People in the study, who were extremely obese (class III obesity) died nearly 14 years early compared to normally weighed participants.Sandra Cohen-Rose and Colin Rose/Flickr

Suffering from extreme obesity can lead to a dramatic reduction in life expectancy, a new study says.

People in the study, who were extremely obese (class III obesity) died nearly 14 years early compared to normally weighed participants.

"While once a relatively uncommon condition, the prevalence of class III, or extreme, obesity is on the rise. In the United States, for example, six percent of adults are now classified as extremely obese, which, for a person of average height, is more than 100 pounds over the recommended range for normal weight," lead author of the study Dr Cari Kitahara, Division of Cancer Epidemiology and Genetics, NCI, said in a news release. "Prior to our study, little had been known about the risk of premature death associated with extreme obesity."

Researchers from the National Cancer Institute (NCI) in the US based their findings on 20 large studies from the US, Sweden and Australia.

The study used body mass index (BMI), the number calculated from a person's weight and height, to measure the participants' body fat.
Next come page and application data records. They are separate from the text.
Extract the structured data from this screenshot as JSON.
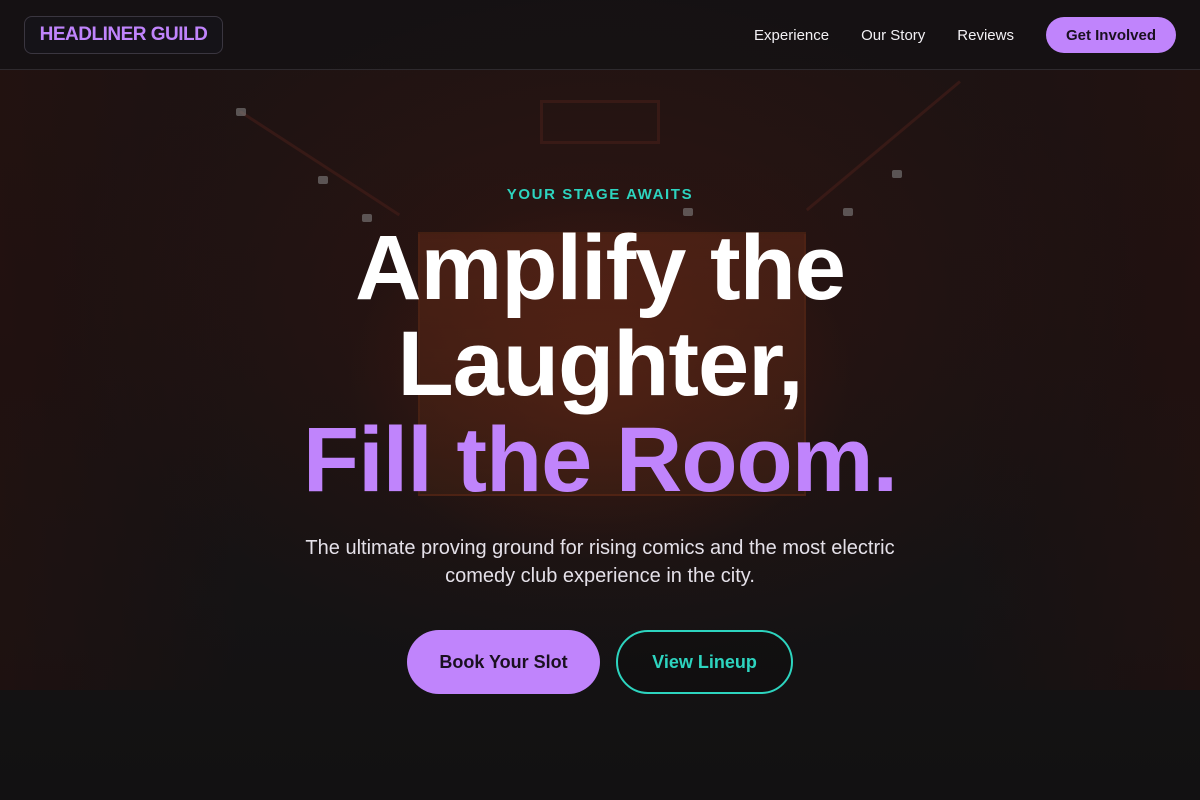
{
  "header": {
    "logo": "HEADLINER GUILD",
    "nav": [
      {
        "label": "Experience"
      },
      {
        "label": "Our Story"
      },
      {
        "label": "Reviews"
      }
    ],
    "cta_label": "Get Involved"
  },
  "hero": {
    "eyebrow": "YOUR STAGE AWAITS",
    "headline_line1": "Amplify the",
    "headline_line2": "Laughter,",
    "headline_accent": "Fill the Room.",
    "subtitle": "The ultimate proving ground for rising comics and the most electric comedy club experience in the city.",
    "primary_button": "Book Your Slot",
    "secondary_button": "View Lineup"
  },
  "colors": {
    "accent_purple": "#c084fc",
    "accent_teal": "#2dd4bf",
    "background": "#141214"
  }
}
BMI of 19 to 25 is considered to be an ideal weight, while a BMI above 25 and 30 is taken as overweight and obese.

Participants were divided into five different groups according to their BMI, mainly- normal weight (18.5-24.9), overweight (25-29.9), class I obesity (30.0-34.9), class II obesity (35.0-39.9) and class III obesity (40 and above).
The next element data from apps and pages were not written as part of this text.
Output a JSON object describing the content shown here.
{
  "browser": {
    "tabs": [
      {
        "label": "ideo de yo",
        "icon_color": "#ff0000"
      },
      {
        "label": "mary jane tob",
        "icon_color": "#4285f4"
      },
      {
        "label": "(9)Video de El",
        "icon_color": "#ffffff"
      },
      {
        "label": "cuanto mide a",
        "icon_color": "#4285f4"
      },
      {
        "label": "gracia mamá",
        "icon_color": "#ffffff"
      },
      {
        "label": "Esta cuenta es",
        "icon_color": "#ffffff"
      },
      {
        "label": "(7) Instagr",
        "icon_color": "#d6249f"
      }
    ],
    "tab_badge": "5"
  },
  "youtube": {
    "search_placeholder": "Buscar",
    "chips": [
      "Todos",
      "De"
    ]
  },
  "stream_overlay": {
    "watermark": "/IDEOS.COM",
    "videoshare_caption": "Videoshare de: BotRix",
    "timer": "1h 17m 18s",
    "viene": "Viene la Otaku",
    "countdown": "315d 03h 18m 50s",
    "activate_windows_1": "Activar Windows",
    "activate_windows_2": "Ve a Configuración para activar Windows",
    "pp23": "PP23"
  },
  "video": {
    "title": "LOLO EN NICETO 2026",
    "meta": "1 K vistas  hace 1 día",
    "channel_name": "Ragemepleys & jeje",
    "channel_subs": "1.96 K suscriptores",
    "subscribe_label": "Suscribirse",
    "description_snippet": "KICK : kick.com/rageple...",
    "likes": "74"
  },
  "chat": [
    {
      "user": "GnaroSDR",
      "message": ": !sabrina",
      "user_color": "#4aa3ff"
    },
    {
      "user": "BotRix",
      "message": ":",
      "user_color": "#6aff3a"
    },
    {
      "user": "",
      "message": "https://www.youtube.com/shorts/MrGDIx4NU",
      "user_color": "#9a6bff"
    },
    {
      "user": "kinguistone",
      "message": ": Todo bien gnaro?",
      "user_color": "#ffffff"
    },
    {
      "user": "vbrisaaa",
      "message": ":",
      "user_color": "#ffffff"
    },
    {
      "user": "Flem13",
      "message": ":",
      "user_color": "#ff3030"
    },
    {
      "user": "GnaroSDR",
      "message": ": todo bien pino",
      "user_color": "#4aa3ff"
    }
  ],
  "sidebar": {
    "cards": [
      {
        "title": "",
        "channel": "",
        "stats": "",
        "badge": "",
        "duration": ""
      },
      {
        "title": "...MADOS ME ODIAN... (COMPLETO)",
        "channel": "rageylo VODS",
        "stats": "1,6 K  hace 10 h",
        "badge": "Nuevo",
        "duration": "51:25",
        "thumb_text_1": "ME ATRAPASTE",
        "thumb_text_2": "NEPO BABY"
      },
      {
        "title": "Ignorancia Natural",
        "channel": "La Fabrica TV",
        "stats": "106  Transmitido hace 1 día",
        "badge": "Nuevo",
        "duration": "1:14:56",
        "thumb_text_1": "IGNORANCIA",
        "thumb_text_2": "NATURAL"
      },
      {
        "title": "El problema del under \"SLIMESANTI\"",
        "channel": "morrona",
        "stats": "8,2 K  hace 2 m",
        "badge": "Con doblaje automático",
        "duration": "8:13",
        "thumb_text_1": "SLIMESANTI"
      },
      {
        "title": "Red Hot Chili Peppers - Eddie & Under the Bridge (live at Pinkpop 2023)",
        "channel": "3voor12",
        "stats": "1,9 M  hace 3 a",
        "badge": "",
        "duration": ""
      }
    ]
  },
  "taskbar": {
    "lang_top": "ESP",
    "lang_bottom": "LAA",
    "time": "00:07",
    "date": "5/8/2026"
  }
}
Researchers analysed prevalence of early death in more than 9,500 extremely obese people and compared them to 3,04,000 people with normal weight.
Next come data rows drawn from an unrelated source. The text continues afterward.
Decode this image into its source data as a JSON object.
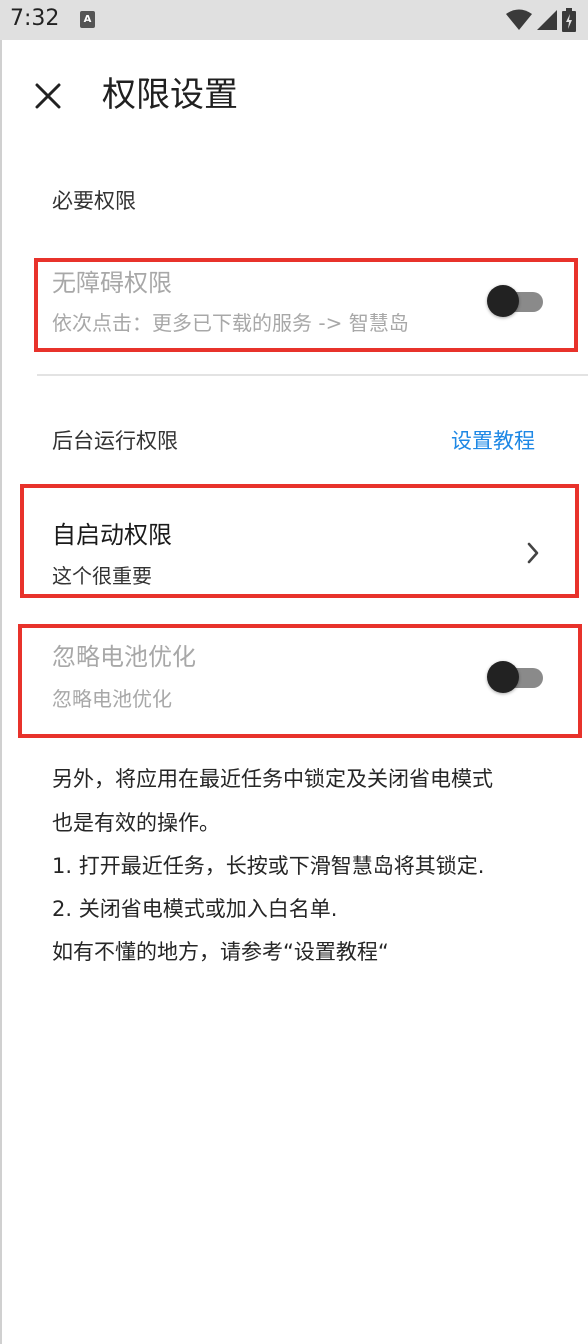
{
  "status_bar": {
    "time": "7:32",
    "icons": [
      "notification-a-icon",
      "wifi-icon",
      "cell-signal-icon",
      "battery-icon"
    ]
  },
  "header": {
    "title": "权限设置",
    "close_icon": "close-icon"
  },
  "sections": {
    "required": {
      "header": "必要权限",
      "accessibility": {
        "title": "无障碍权限",
        "subtitle": "依次点击：更多已下载的服务 -> 智慧岛",
        "enabled": false
      }
    },
    "background": {
      "header": "后台运行权限",
      "tutorial_link": "设置教程",
      "autostart": {
        "title": "自启动权限",
        "subtitle": "这个很重要"
      },
      "battery": {
        "title": "忽略电池优化",
        "subtitle": "忽略电池优化",
        "enabled": false
      }
    }
  },
  "notes": [
    "另外，将应用在最近任务中锁定及关闭省电模式",
    "也是有效的操作。",
    "1. 打开最近任务，长按或下滑智慧岛将其锁定.",
    "2. 关闭省电模式或加入白名单.",
    "如有不懂的地方，请参考“设置教程“"
  ],
  "colors": {
    "accent": "#1e88e5",
    "highlight_frame": "#e8322b",
    "disabled_text": "#a8a8a8",
    "status_bar": "#e0e0e0"
  }
}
Results showed that the risk of early death went up with an increase in BMI. A significant number of people belonging to the class III obesity group died early from deadly diseases, including cancer, diabetes and heart disease. Having a BMI between 40 and 44.9 or between 55 and 59.9 was associated with dying 6.5 and 13.7 years earlier. The extreme obese group had similar or higher risks than cigarette smokers in the normal weight group.

"Given our findings, it appears that class III obesity is increasing and may soon emerge as a major cause of early death in this and other countries worldwide," senior author of the study, Patricia Hartge, said.

The study reported in PLOS Medicine, comes at a time when obesity has become a major health problem across the world. Nearly 30 percent of the total population in the world is obese or overweight. The condition has long been known to increase the risk of many deadly diseases including strokes, diabetes, metabolic syndrome, sleep apnea, infertility, high blood pressure, coronary heart disease, cancer, hearing loss, joint problems in the hips, knees and lower back.